As technology advances, consumers adapt to new business, educational and social realities. But technological change can also alter the ethical landscape. That’s where social ethicist Jim Caccamo, Ph.D., associate professor of theology, comes in.

A former computer programmer, Caccamo’s interest in the ethics of information technology led him to offer an upper level course that covers topics like cell phone use, online file sharing, technology access and bodily enhancement. “In class, students address questions about their use of technology, including ‘Is there ever any reason to turn off my cell phone?’” Caccamo says. “Having grown up with numerous gadgets, they haven’t thought much about whether or not technology may have a moral down side.”

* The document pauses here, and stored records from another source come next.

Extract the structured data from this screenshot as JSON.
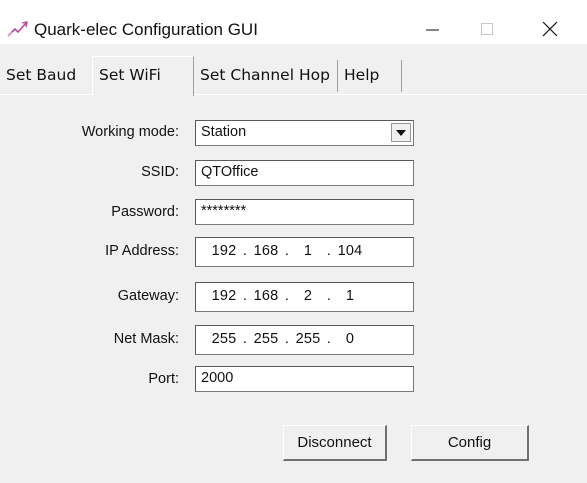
{
  "window": {
    "title": "Quark-elec Configuration GUI",
    "controls": {
      "minimize": "minimize-icon",
      "maximize": "maximize-icon",
      "close": "close-icon"
    }
  },
  "tabs": [
    {
      "label": "Set Baud",
      "active": false
    },
    {
      "label": "Set WiFi",
      "active": true
    },
    {
      "label": "Set Channel Hop",
      "active": false
    },
    {
      "label": "Help",
      "active": false
    }
  ],
  "form": {
    "working_mode": {
      "label": "Working mode:",
      "value": "Station"
    },
    "ssid": {
      "label": "SSID:",
      "value": "QTOffice"
    },
    "password": {
      "label": "Password:",
      "value": "********"
    },
    "ip_address": {
      "label": "IP Address:",
      "octets": [
        "192",
        "168",
        "1",
        "104"
      ]
    },
    "gateway": {
      "label": "Gateway:",
      "octets": [
        "192",
        "168",
        "2",
        "1"
      ]
    },
    "net_mask": {
      "label": "Net Mask:",
      "octets": [
        "255",
        "255",
        "255",
        "0"
      ]
    },
    "port": {
      "label": "Port:",
      "value": "2000"
    }
  },
  "buttons": {
    "disconnect": "Disconnect",
    "config": "Config"
  },
  "ip_separator": "."
}
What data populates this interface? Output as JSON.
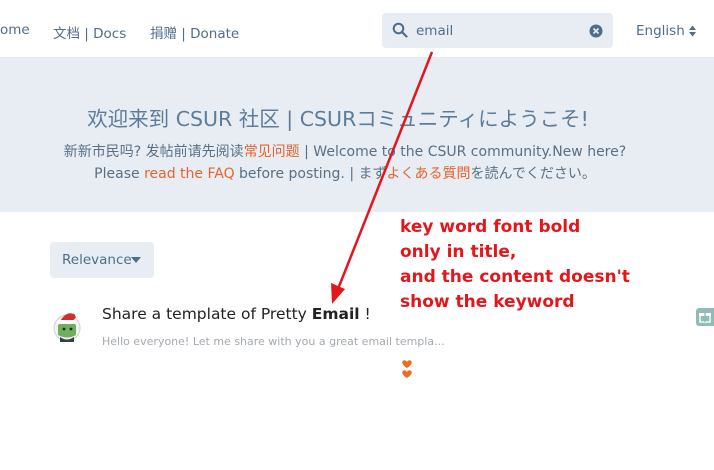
{
  "header": {
    "nav": [
      {
        "label": "ome"
      },
      {
        "label": "文档 | Docs"
      },
      {
        "label": "捐赠 | Donate"
      }
    ],
    "search": {
      "value": "email",
      "icon": "search-icon",
      "clear_icon": "clear-icon"
    },
    "language": {
      "label": "English",
      "icon": "sort-caret-icon"
    }
  },
  "hero": {
    "title": "欢迎来到 CSUR 社区 | CSURコミュニティにようこそ!",
    "line1_pre": "新新市民吗?  发帖前请先阅读",
    "line1_link": "常见问题",
    "line1_post": " | Welcome to the CSUR community.New here?",
    "line2_pre": "Please ",
    "line2_link": "read the FAQ",
    "line2_mid": " before posting. | まず",
    "line2_link2": "よくある質問",
    "line2_post": "を読んでください。"
  },
  "sort": {
    "label": "Relevance"
  },
  "results": [
    {
      "title_pre": "Share a template of Pretty ",
      "title_bold": "Email",
      "title_post": " !",
      "excerpt": "Hello everyone! Let me share with you a great email templa..."
    }
  ],
  "annotation": {
    "lines": [
      "key word font bold",
      "only in title,",
      "and the content doesn't",
      "show the keyword"
    ],
    "color": "#e3161c"
  },
  "colors": {
    "accent": "#e8632c",
    "nav_text": "#4f6d8a",
    "hero_bg": "#e7edf3"
  }
}
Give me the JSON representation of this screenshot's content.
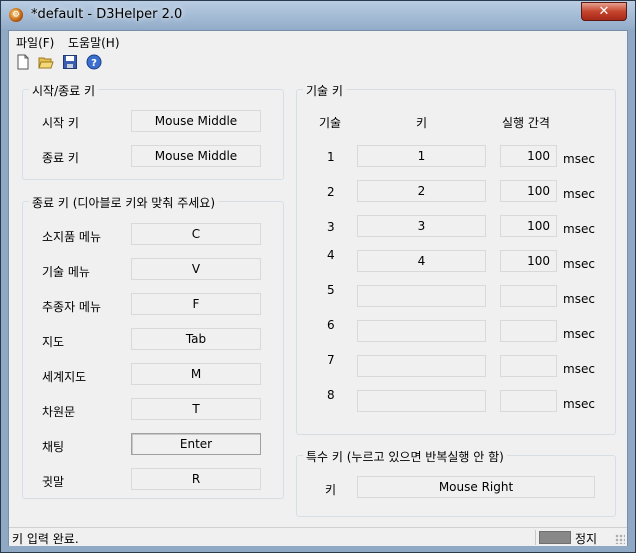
{
  "window": {
    "title": "*default - D3Helper 2.0",
    "close_glyph": "✕"
  },
  "menu": [
    "파일(F)",
    "도움말(H)"
  ],
  "toolbar": [
    "new-file-icon",
    "open-folder-icon",
    "save-icon",
    "help-icon"
  ],
  "start_stop": {
    "legend": "시작/종료 키",
    "rows": [
      {
        "label": "시작 키",
        "value": "Mouse Middle"
      },
      {
        "label": "종료 키",
        "value": "Mouse Middle"
      }
    ]
  },
  "game_keys": {
    "legend": "종료 키 (디아블로 키와 맞춰 주세요)",
    "rows": [
      {
        "label": "소지품 메뉴",
        "value": "C"
      },
      {
        "label": "기술 메뉴",
        "value": "V"
      },
      {
        "label": "추종자 메뉴",
        "value": "F"
      },
      {
        "label": "지도",
        "value": "Tab"
      },
      {
        "label": "세계지도",
        "value": "M"
      },
      {
        "label": "차원문",
        "value": "T"
      },
      {
        "label": "채팅",
        "value": "Enter"
      },
      {
        "label": "귓말",
        "value": "R"
      }
    ]
  },
  "skill_keys": {
    "legend": "기술 키",
    "col_skill": "기술",
    "col_key": "키",
    "col_interval": "실행 간격",
    "unit": "msec",
    "rows": [
      {
        "num": "1",
        "key": "1",
        "interval": "100"
      },
      {
        "num": "2",
        "key": "2",
        "interval": "100"
      },
      {
        "num": "3",
        "key": "3",
        "interval": "100"
      },
      {
        "num": "4",
        "key": "4",
        "interval": "100"
      },
      {
        "num": "5",
        "key": "",
        "interval": ""
      },
      {
        "num": "6",
        "key": "",
        "interval": ""
      },
      {
        "num": "7",
        "key": "",
        "interval": ""
      },
      {
        "num": "8",
        "key": "",
        "interval": ""
      }
    ]
  },
  "special": {
    "legend": "특수 키 (누르고 있으면 반복실행 안 함)",
    "label": "키",
    "value": "Mouse Right"
  },
  "status": {
    "message": "키 입력 완료.",
    "state": "정지",
    "indicator_color": "#888888"
  }
}
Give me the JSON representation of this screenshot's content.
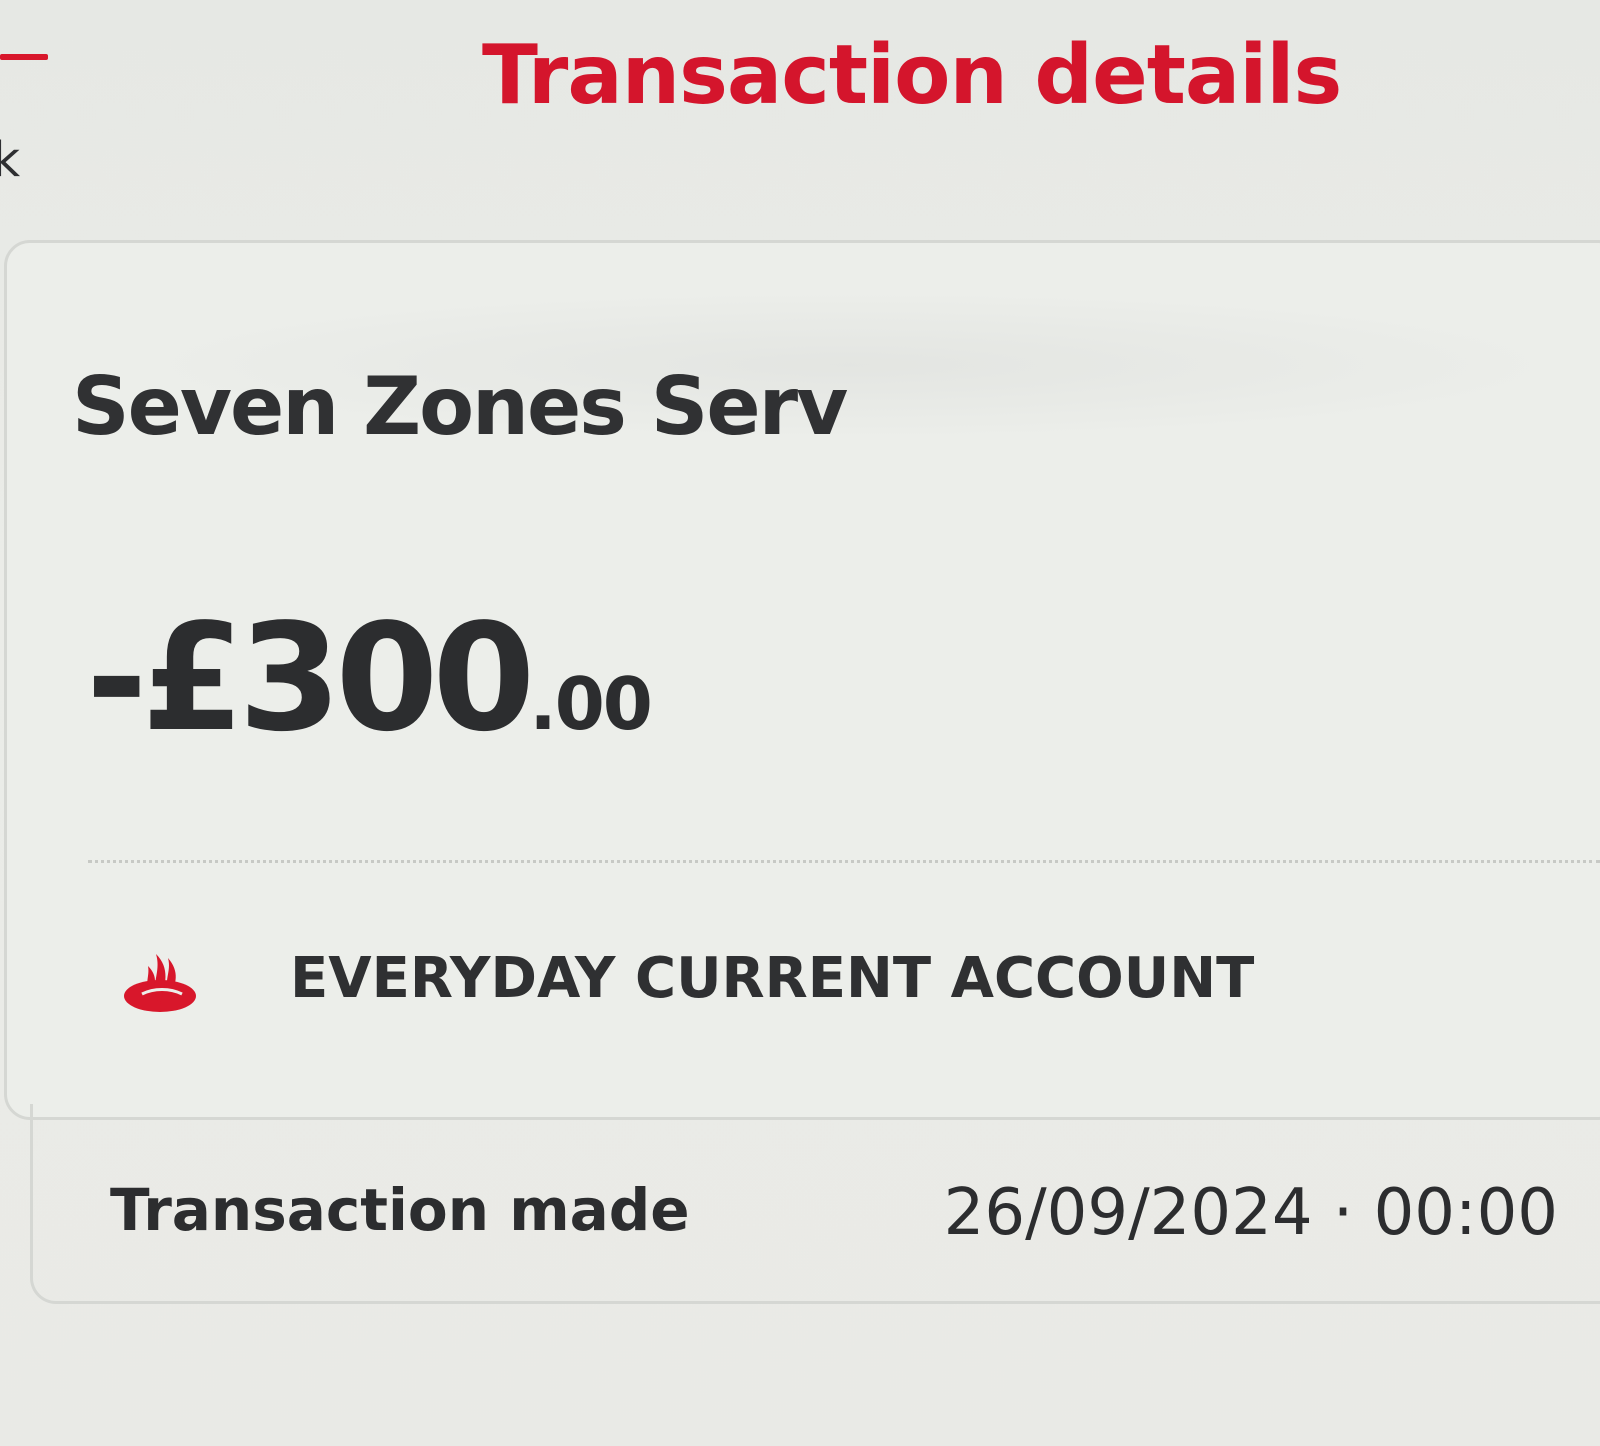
{
  "header": {
    "title": "Transaction details",
    "back_label": "ck"
  },
  "transaction": {
    "merchant": "Seven Zones Serv",
    "amount_main": "-£300",
    "amount_minor": ".00",
    "account_name": "EVERYDAY CURRENT ACCOUNT",
    "account_icon": "bank-flame-icon",
    "detail_label": "Transaction made",
    "detail_value": "26/09/2024 · 00:00"
  },
  "colors": {
    "brand_red": "#d4152c",
    "text_dark": "#2c2d2f",
    "background": "#e9eae6"
  }
}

For Caccamo, examining the ethics of technology involves more than just creating new rules for people to follow. “It’s important to look at rules and values, but I’m also interested in our behaviors around technology. As new technologies emerge, we adopt them and shift our lives around to make space for them. Each of these changes can be so small that they seem insignificant. But after a while, the minor implications add up. By the time we wonder if it is really making us more human, we’re in pretty deep,” Caccamo says.

On the adoption of social networking technologies, from texting to Facebook to location aware services like Foursquare, Caccamo says that using tech to surf social groups can enhance friendships and extend social capital.

“But the technologies can also habituate us into engaging only one aspect of our lives at a time,” he notes. “We can become accustomed to compartmentalizing our lives and can lose track of what it means to be full, authentic selves.  Even something as simple as maintaining an up-to-date – or up-to-the-moment – digital persona takes a lot of time. We may spend so much time cultivating our personas that we lose the habit of cultivating our neighbors.  We never intend that, yet it happens.”

Caccamo doesn’t think that information and social technologies are bad or that people should stop using them. “These networks have brought positive change to our lives,” he says. “But we do need to be very intentional about how we use technology because it alters our lives, and not always in ways that enable us to uphold human dignity and the common good.”

Caccamo’s publications include an article on the ethics of branding in The Journal of Business Ethics and the educational interactive software program Living Worship. He was recently awarded the Louisville Institute Sabbatical Grant for Researchers to write the book, Rewiring Virtue: Christian Ethics in an Age of Gadgets. He has commented on technology and social media as well as trends in spiritual life for WHYY’s Voices in the Family, the Philadelphia Inquirer, Providence Journal, Connecticut Post and for multiple television news outlets.